There aren’t that many cleantech venture capitalists. You know who you are. I know, or know of, most of you. We need to work together, to help each other, achieve some good successes in cleantech venture financing, so as to improve the well-being of our sector. This will be to our collective benefit.
So, I write a simple plea to my fellow cleantech VC practicioners: can you at least respond to emails?
I’ve worked on both sides of the cleantech venture finance table — both in trying to raise capital for ventures, and in making investments in ventures — for nearly 15 years. And, I submit that the courtesy of most investors in the cleantech space is pretty appalling.
Too frequently, when I send an email to an investor claiming to be interested in cleantech deals, inquiring if they potentially would consider looking seriously at one of the deals with which I’m involved, I encounter deafening radio silence. Nothing. Not a peep. As if my message went into a black hole.
Of course, most of these investors probably want to say “No, thank you,” and don’t want to take the time to respond or the effort to come up with a gentle gracious turn-down. But, really, how hard is it to reply? I would appreciate some kind of an indication to my emails, to at least ensure that you received the email (i.e., I’ve got the right address), and maybe get some useful feedback.
Not to pat myself on the back inordinately, but I try damn hard to be responsive and make useful suggestions to anyone who sends an email to me seeking financing, in the aim of building goodwill and helping the sector as a whole. You might even call it trying to foster good karma.
Look, I’ll make it easy for you: here’s a generic email response that you may feel free to use.
Thanks for your email regarding [venture name]. I appreciate you thinking of us. Unfortunately, we are not in a position to consider an investment, because [choose one or more of the following]:

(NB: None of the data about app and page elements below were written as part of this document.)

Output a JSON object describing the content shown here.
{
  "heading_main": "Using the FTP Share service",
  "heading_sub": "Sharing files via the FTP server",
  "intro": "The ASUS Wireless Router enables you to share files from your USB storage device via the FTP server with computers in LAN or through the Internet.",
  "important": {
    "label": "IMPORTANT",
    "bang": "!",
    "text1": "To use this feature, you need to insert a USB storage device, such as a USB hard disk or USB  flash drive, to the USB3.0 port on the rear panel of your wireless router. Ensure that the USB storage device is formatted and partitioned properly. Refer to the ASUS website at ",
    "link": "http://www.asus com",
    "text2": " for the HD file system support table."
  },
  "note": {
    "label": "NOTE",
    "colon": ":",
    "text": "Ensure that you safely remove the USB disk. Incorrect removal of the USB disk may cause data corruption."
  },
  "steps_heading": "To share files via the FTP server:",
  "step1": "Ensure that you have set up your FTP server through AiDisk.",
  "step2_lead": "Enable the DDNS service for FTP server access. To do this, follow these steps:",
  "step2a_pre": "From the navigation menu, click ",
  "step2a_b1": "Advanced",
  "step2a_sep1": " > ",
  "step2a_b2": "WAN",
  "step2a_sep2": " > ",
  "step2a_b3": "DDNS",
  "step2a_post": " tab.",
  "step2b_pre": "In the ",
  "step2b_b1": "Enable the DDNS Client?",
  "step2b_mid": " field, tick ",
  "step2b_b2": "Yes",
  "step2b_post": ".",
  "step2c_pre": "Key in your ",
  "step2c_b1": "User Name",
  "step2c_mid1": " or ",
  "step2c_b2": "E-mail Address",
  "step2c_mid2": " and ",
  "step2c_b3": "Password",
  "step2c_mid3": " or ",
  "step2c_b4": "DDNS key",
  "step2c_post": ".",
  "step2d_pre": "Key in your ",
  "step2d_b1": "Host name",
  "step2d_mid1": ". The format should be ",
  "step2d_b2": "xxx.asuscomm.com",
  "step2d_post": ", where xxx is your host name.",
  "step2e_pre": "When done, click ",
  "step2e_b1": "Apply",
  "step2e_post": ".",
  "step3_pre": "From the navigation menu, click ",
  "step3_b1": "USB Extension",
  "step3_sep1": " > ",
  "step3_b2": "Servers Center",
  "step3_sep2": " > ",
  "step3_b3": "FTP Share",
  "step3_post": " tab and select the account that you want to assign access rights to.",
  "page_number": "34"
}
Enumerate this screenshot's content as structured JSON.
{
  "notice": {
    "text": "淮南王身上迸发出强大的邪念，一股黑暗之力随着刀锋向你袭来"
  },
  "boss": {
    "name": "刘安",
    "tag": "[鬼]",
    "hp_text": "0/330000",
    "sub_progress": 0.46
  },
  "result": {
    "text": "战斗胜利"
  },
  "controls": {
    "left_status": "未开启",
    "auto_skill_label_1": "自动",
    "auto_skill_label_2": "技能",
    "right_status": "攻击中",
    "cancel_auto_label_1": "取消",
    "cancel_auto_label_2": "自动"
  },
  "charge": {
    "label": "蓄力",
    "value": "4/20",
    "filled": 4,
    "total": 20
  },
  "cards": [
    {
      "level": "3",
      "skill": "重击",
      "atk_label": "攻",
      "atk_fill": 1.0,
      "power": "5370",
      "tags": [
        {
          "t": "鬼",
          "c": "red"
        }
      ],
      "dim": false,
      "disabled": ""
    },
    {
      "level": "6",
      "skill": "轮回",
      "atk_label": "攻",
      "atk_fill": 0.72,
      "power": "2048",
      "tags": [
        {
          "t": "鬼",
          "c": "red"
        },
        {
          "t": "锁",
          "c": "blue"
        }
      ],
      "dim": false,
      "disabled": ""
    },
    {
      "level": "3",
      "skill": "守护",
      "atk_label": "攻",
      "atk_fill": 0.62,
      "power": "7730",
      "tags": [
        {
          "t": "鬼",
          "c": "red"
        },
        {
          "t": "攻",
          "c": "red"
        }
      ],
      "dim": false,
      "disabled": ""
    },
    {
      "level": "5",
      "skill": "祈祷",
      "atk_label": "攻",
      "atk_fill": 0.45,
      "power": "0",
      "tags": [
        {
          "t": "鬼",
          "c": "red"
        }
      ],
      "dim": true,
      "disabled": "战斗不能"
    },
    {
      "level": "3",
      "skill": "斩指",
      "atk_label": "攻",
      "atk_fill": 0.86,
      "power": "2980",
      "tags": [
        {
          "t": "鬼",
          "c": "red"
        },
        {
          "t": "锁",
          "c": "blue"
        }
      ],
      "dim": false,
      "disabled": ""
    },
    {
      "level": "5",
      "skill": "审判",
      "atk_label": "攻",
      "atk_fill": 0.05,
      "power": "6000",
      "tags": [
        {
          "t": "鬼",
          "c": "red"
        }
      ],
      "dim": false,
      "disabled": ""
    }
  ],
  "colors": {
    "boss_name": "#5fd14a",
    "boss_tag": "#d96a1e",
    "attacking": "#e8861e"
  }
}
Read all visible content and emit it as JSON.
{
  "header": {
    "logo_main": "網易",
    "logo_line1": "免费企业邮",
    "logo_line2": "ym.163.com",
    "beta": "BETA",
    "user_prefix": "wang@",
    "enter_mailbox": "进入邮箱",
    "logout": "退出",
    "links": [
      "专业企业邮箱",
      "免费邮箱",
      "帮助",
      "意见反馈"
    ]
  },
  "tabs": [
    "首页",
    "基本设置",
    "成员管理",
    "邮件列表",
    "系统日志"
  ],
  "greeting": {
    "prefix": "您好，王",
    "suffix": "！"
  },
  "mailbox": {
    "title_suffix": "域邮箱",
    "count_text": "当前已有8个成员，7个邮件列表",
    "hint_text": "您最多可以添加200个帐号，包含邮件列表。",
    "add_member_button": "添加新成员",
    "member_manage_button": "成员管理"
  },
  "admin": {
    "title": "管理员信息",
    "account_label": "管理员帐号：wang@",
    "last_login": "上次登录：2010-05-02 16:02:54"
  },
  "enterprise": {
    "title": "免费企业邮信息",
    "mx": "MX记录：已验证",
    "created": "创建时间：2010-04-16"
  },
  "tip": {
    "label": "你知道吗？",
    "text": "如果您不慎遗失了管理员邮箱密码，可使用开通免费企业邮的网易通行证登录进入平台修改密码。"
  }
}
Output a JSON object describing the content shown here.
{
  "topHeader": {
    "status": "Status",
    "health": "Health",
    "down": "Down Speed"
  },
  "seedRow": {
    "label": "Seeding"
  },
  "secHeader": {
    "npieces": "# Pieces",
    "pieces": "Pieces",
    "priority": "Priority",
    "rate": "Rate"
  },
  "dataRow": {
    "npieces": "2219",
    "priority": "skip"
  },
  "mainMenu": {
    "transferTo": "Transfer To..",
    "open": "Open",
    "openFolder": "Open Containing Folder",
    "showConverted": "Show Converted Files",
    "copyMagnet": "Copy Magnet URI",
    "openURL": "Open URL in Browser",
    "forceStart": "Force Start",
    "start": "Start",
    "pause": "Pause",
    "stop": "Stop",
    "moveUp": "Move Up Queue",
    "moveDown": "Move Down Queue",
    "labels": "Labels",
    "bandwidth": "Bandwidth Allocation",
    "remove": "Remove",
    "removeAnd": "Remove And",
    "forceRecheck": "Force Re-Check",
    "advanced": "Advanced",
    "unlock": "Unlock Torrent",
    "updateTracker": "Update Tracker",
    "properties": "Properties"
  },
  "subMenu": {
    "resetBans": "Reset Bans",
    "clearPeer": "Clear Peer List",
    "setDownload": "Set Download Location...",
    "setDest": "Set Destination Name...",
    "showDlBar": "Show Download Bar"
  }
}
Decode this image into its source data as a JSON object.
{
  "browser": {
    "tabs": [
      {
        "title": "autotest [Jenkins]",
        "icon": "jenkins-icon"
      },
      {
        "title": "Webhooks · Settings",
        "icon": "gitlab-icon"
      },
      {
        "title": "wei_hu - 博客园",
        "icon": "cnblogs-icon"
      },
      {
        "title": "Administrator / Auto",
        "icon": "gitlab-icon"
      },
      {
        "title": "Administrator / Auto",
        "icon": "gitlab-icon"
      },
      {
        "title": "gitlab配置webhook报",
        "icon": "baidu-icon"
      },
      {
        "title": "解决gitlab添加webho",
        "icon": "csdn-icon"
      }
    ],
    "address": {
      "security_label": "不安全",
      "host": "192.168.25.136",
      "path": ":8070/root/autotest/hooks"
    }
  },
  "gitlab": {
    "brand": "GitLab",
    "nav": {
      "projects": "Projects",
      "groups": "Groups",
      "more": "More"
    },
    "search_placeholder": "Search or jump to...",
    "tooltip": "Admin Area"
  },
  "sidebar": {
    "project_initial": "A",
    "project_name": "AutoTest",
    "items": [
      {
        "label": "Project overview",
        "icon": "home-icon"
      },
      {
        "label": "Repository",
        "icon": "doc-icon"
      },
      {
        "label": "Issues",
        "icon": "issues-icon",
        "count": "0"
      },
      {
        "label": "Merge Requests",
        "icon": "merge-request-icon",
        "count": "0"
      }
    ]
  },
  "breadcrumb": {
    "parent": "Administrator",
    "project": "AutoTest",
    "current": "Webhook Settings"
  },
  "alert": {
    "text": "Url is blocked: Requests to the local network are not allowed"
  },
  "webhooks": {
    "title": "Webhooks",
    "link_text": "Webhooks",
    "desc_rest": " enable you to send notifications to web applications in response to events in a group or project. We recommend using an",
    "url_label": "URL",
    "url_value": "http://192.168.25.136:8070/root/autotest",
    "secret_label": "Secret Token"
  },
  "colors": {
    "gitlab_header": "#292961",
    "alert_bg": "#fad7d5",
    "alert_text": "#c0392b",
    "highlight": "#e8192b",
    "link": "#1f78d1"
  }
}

a) It’s too small
b) It’s too big
c) It’s too early
d) It’s too late
e) It’s geographically inconvenient for us
f) We have a competing investment in this space
g) We’ve had a similar investment before that didn’t work out well and thus are not attracted to this space
h) We’re in-between funds and don’t have capital to deploy at present (bonus points for candor!)
You might consider contacting [insert cleantech VC name/firm here], as he/she/they might find this opportunity to fit nicely into their sweet-spot. Good luck!
See, that wasn’t that hard, was it?
Image: Green Investing via Shutterstock
What are the emerging energy and utility trends?
Learn more in an exclusive, free ebook:
"The Future of Energy and Utilities: An IBM Point of View."
|More coming soon...|
The Energy Collective
- Rod Adams
- Scott Edward Anderson
- Charles Barton
- Barry Brook
- Steven Cohen
- Dick DeBlasio
- Senator Pete Domenici
- Simon Donner
- Big Gav
- Michael Giberson
- Kirsty Gogan
- James Greenberger
- Lou Grinzo
- Jesse Grossman
- Tyler Hamilton
- Christine Hertzog
- David Hone
- Gary Hunt
- Jesse Jenkins
- Sonita Lontoh
- Rebecca Lutzy
- Jesse Parent
- Jim Pierobon
- Vicky Portwain
- Willem Post
- Tom Raftery
- Joseph Romm
- Robert Stavins
- Robert Stowe
- Geoffrey Styles
- Alex Trembath
- Gernot Wagner
- Dan Yurman
Social Media & Energy